When naming classes and objects in the SQD the naming convention is as follows:

instance-name : class-name

When viewing the definition of an object instance named in this way, Cradle ignores the instance name and the : class name separator character, and uses only the class name to identify the class specification.

It is possible to navigate directly to a class’s definition from an SQD, and thereafter to the Class Diagram (CD) in which the class appears.

By being defined in class specifications, the classes in an SQD will be cross referenceable.

If the user omits the ( and ) characters from messages (which contain the arguments being passed in the message to the operation in the recipient class), then Cradle will interpret the message name as being the name of a data definition. This approach allows SQDs to be used as pure data protocol diagrams, which show time sequenced data exchanges.

When used in this way, the lifelines are not considered to relate to actors or object instances, but instead to relate to parts of the system architecture.

SQDs are not hierarchical. Their connectivity is:

Diagram showing the connectivity of a Sequence Diagram

SQDs are available in models in both the Essential and Implementation Domains.

Data Protocol Diagrams

The messages in Sequence Diagrams (SQDs) are normally calls to an operation in a destination class or object instance.
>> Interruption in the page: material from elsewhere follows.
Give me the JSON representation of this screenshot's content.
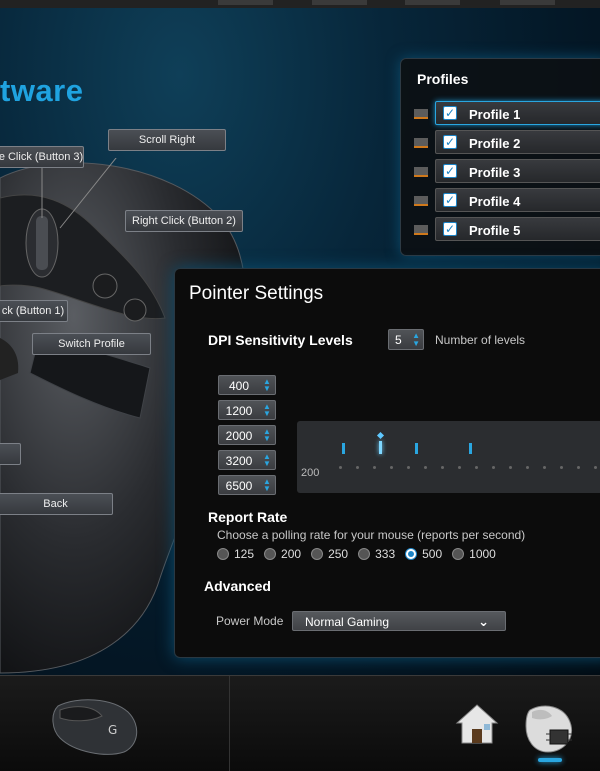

As a non-UML extension to the behaviour of SQDs, if the parameter list of a message is omitted, then the message symbol will have a data definition. This allows SQDs to be used as pure data protocol diagrams.

To omit the parameter list, do not use a () combination in the message name.

Numbering of SQDs

Each use case may be expanded into an SQD and/or COD to define its scenario. A use case with multiple scenarios will be decomposed into a lower-level UCD with a set of use cases, one for each scenario. An SQD has the same name and number as its parent use case. The specifications for object instances and actors are named and numbered from the class or actor name.

Symbols

An example SQD is:

Screenshot of a Sequence Diagram

The symbols available in SQDs are:

Symbol Name Description Definition Expansion

Comment

Comment Makes a note anywhere in the diagram. Are always surrounded by * characters. None None

External Actor

External Actor A part of the environment that stimulates the system or is stimulated by it. Environment None

Object Instance

Object Instance An object that is created, performs actions, and/or is destroyed during the lifeline. Class
specification
None

Lifeline Node

Lifeline Node A connection point in a lifeline. None None

Object Deletion

Object Deletion Indicates the deletion of an object. None None

Lifeline Script Text

Lifeline Script Text A label for the actions being performed over the time of the lifeline, which is attached to a particular segment of the lifeline. None None

Send Message

Send Message Connects into object lifelines and acts as the source of any type of message. Message
specification
None

Object Lifeline

Object Lifeline A representation of the existence of an object over a particular period of time. None None

Activation

Activation The period during which an object is performing an action either directly or through a subordinate procedure. The Activation time may include time when it has control information on a stack, but during which control resides in something that is called. Also known as the Focus of Control. None None

Computing Activation

Computing
Activation
The period during which an object activation is actually computing (i.e. it is the top item on the stack). None None

Synchronous Message

Synchronous
Message
An instantaneous communication between objects that conveys information, with the expectation that an action will be initiated as a result. None None

Flow of Control Message

Flow of Control
Message
A message that passes the focus of control from one object to another. None None

Asynchronous Message

Asynchronous
Message
A communication between objects, taking a measurable time, that conveys information, with the expectation that an action will be initiated as a result. None None

Picture

Picture Allows you to choose the location of a GIF or JPEG image to be displayed as a diagram symbol or to be embedded in an existing diagram symbol. None None